Still, it’s too early to fully judge. Preston Johnson has this week announced he has had to temporarily step away for health reasons. Hopefully he recovers fully and quickly. And you can’t deny their passion, or the potential benefits of being a disrupter of the status quo of English football. Just shy of a month ago, Johnson defended Wagmi United’s approach, “I’ve heard people say in the last few weeks. That if WAGMI hadn’t shown up, the club would’ve just gone on doing things the exact same way. Crawley would have been a League Two club forever; everyone would’ve been better off.
“But that’s not realistic. The club was being unsustainably run for the last few years, even at League Two level. It was losing over £1million each year. On top of that, there was almost £2million to pay off in debt stretching back almost four years. We struggled to even get a loan to hire vehicles for the club. Meanwhile, other clubs are spending to get better, and Crawley were continually cutting costs. You can only do that for so long before there’s serious consequences.”
Indeed, and you hope for the sake of Crawley fans this story has a happy ending.
For me, the biggest problem I had with Wagmi United last December was the way the owners behaved and presented themselves. They clearly had no real understanding of English football or of Bradford City. And, with it, they seemed to have little idea how to run a football club. It may work out for Crawley in time, but seeing the actions of Wagmi since taking over the Red Devils doesn’t exactly fill you with envy. They did beat a Fulham reserve team in the League Cup, mind.
At this point in the play, the lights go out. A clock in the corner is moving backwards. We’re back at the dinner party – or to be more accurate, that first Twitter space. Only this time, Rupp doesn’t say no to Wagmi United. He sells.

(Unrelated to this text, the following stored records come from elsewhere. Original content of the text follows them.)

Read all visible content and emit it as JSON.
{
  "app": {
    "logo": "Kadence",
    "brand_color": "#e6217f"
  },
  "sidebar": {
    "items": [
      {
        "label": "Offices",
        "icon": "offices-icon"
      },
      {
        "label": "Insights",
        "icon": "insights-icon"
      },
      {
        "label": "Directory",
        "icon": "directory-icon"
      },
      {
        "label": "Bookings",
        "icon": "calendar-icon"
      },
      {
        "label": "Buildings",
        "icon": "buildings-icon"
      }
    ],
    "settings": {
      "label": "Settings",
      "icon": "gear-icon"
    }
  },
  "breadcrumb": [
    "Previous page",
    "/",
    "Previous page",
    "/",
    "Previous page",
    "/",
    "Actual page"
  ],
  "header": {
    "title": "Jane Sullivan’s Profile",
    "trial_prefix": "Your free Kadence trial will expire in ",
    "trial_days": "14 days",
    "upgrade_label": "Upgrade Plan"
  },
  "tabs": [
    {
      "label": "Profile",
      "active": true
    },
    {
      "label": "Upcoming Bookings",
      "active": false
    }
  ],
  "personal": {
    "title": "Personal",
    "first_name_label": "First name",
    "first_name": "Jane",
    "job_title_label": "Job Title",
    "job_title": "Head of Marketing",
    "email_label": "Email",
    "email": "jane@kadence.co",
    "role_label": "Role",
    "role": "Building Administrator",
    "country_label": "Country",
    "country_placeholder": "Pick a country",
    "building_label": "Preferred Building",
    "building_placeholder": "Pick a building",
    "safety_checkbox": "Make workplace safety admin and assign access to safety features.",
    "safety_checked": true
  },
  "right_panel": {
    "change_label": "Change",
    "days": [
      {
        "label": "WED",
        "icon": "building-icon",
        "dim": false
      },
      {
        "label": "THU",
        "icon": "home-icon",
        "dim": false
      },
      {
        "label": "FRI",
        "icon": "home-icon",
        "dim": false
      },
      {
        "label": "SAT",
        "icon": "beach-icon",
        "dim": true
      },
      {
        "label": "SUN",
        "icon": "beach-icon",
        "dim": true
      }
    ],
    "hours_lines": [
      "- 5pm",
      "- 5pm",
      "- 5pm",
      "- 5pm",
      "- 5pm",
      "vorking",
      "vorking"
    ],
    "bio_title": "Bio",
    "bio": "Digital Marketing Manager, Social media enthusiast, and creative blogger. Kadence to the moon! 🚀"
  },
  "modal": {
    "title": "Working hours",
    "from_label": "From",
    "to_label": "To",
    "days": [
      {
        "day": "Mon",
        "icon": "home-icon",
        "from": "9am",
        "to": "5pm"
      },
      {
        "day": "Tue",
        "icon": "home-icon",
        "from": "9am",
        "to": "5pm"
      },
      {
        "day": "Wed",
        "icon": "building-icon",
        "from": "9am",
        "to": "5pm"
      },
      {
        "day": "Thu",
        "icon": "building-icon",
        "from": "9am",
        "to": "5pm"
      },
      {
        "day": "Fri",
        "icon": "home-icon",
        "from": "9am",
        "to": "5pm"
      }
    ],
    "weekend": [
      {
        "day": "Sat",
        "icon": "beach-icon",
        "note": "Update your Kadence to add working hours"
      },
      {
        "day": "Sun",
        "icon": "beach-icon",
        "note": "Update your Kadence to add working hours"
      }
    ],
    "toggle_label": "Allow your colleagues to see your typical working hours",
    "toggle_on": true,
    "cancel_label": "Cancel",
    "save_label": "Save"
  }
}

What does the other side of this Sliding Doors Moment look like? We’ll never know for sure, but it’s not hard to imagine. Adams would still have gone for sure – probably within minutes of Wagmi taking over. Ryan Sparks was unlikely to have stuck around. There would be no Mark Hughes taking over, running the rule over YouTube footballers to sit on the bench for the FA Cup tie with Harrogate. No Stephen Gent, waiting on the results of a poll on what area of the team NFT holders think needed strengthening before he could put players forward for City to target. Kevin Betsy’s Bradford Army might have been an interesting concept, but I think it’s fair to say we wouldn’t swap Hughes for any manager in League Two.
For Bradford City, there can be little doubt the Wagmi United takeover attempt has had good long-term consequences in perhaps sharpening a few minds behind the scenes. One of the other supporter arguments for letting Wagmi buy City last December was that even the risk of going out of business was preferable to the status quo of the stagnation we were enduring. For some fans to feel so disillusioned they’d have preferred to gamble everything on black – and risk losing everything – should have acted as a wake up call.
It seems the club, and Rupp have gradually gone from strength to strength since that moment. And though the progress made is nowhere near enough for any pats on the back just yet – and there are issues still to fix – Bradford City is moving forwards. Whilst Wagmi’s difficult start to leading Crawley is a timely reminder of what might have been.
Of course, all this doesn’t change the likelihood of Bradford City slipping over banana skins this weekend. We all know how the script goes on occasions like these. What on paper is our easiest home game of the season so far will likely prove anything but. Especially when you factor in Crawley’s recent resurgence.
Still, whatever happens on Saturday, the respective medium-term directions of each football club would suggest that Rupp’s rejection of Wagmi United’s advances was one of the best decisions of his tenure.